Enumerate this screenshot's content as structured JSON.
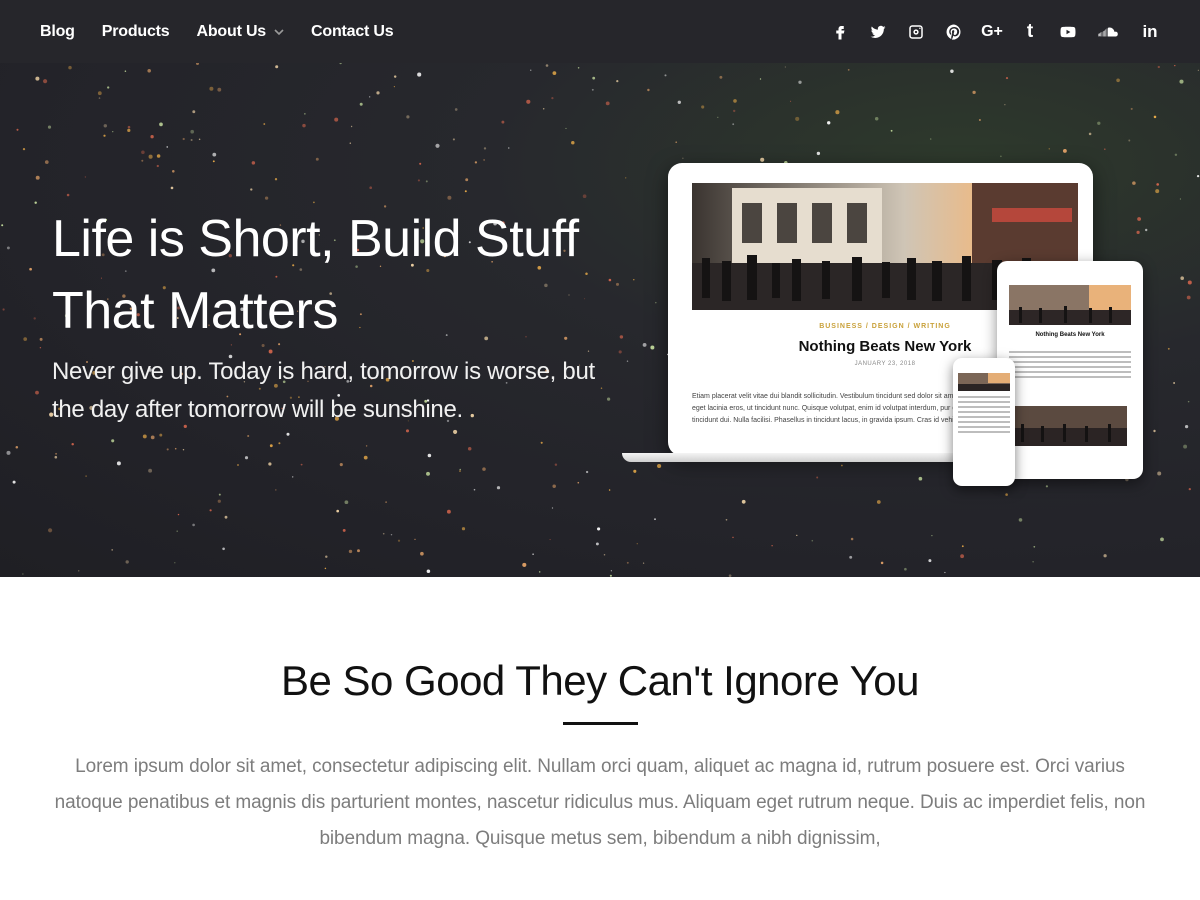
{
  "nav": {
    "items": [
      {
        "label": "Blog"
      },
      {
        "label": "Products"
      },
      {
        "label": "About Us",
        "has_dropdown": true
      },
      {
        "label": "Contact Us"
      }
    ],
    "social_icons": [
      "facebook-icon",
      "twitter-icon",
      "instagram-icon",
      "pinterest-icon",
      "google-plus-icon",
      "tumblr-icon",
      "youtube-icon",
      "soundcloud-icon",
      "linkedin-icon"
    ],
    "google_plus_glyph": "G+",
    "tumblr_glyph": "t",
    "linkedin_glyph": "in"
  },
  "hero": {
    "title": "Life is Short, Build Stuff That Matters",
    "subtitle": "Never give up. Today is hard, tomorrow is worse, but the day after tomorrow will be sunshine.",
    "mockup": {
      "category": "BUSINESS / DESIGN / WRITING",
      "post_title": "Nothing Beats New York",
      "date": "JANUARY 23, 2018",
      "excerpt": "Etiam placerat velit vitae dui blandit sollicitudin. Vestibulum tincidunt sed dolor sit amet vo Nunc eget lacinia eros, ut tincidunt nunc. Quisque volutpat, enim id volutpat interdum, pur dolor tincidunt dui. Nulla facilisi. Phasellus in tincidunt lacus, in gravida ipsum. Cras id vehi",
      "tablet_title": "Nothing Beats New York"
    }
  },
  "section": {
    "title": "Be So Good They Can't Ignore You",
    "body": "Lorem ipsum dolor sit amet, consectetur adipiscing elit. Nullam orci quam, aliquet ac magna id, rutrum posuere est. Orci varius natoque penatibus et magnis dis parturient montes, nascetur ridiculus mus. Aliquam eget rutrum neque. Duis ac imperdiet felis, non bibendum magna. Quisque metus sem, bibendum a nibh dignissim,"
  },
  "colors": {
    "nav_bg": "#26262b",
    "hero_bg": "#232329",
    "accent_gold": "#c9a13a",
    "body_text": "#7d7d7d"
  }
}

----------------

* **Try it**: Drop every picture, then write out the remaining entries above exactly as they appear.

* **Answer to this exercise**:
Enumerate this screenshot's content as structured JSON.
{
  "nav": {
    "items": [
      {
        "label": "Blog"
      },
      {
        "label": "Products"
      },
      {
        "label": "About Us",
        "has_dropdown": true
      },
      {
        "label": "Contact Us"
      }
    ],
    "social_icons": [
      "facebook-icon",
      "twitter-icon",
      "instagram-icon",
      "pinterest-icon",
      "google-plus-icon",
      "tumblr-icon",
      "youtube-icon",
      "soundcloud-icon",
      "linkedin-icon"
    ],
    "google_plus_glyph": "G+",
    "tumblr_glyph": "t",
    "linkedin_glyph": "in"
  },
  "hero": {
    "title": "Life is Short, Build Stuff That Matters",
    "subtitle": "Never give up. Today is hard, tomorrow is worse, but the day after tomorrow will be sunshine.",
    "mockup": {
      "category": "BUSINESS / DESIGN / WRITING",
      "post_title": "Nothing Beats New York",
      "date": "JANUARY 23, 2018",
      "excerpt": "Etiam placerat velit vitae dui blandit sollicitudin. Vestibulum tincidunt sed dolor sit amet vo Nunc eget lacinia eros, ut tincidunt nunc. Quisque volutpat, enim id volutpat interdum, pur dolor tincidunt dui. Nulla facilisi. Phasellus in tincidunt lacus, in gravida ipsum. Cras id vehi",
      "tablet_title": "Nothing Beats New York"
    }
  },
  "section": {
    "title": "Be So Good They Can't Ignore You",
    "body": "Lorem ipsum dolor sit amet, consectetur adipiscing elit. Nullam orci quam, aliquet ac magna id, rutrum posuere est. Orci varius natoque penatibus et magnis dis parturient montes, nascetur ridiculus mus. Aliquam eget rutrum neque. Duis ac imperdiet felis, non bibendum magna. Quisque metus sem, bibendum a nibh dignissim,"
  },
  "colors": {
    "nav_bg": "#26262b",
    "hero_bg": "#232329",
    "accent_gold": "#c9a13a",
    "body_text": "#7d7d7d"
  }
}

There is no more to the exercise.